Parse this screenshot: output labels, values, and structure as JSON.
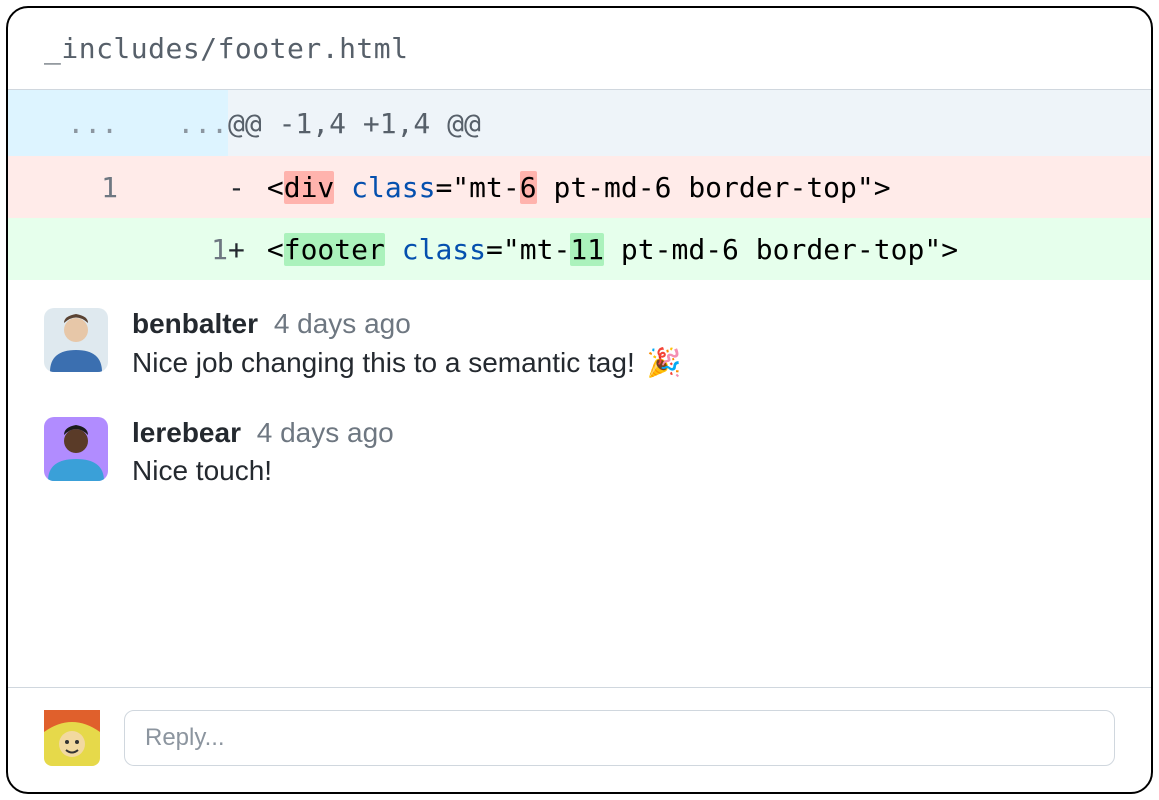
{
  "file_path": "_includes/footer.html",
  "diff": {
    "hunk_header": "@@ -1,4 +1,4 @@",
    "hunk_ellipsis": "...",
    "removed": {
      "old_line": "1",
      "new_line": "",
      "marker": "-",
      "segments": {
        "open": "<",
        "tag": "div",
        "space1": " ",
        "attr": "class",
        "eq_q": "=\"mt-",
        "num": "6",
        "tail": " pt-md-6 border-top\">"
      }
    },
    "added": {
      "old_line": "",
      "new_line": "1",
      "marker": "+",
      "segments": {
        "open": "<",
        "tag": "footer",
        "space1": " ",
        "attr": "class",
        "eq_q": "=\"mt-",
        "num": "11",
        "tail": " pt-md-6 border-top\">"
      }
    }
  },
  "comments": [
    {
      "author": "benbalter",
      "time": "4 days ago",
      "text": "Nice job changing this to a semantic tag! ",
      "emoji": "🎉"
    },
    {
      "author": "lerebear",
      "time": "4 days ago",
      "text": "Nice touch!",
      "emoji": ""
    }
  ],
  "reply": {
    "placeholder": "Reply..."
  }
}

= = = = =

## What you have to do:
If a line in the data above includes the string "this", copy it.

## Output below:
Parse this screenshot: output labels, values, and structure as JSON.
      "text": "Nice job changing this to a semantic tag! ",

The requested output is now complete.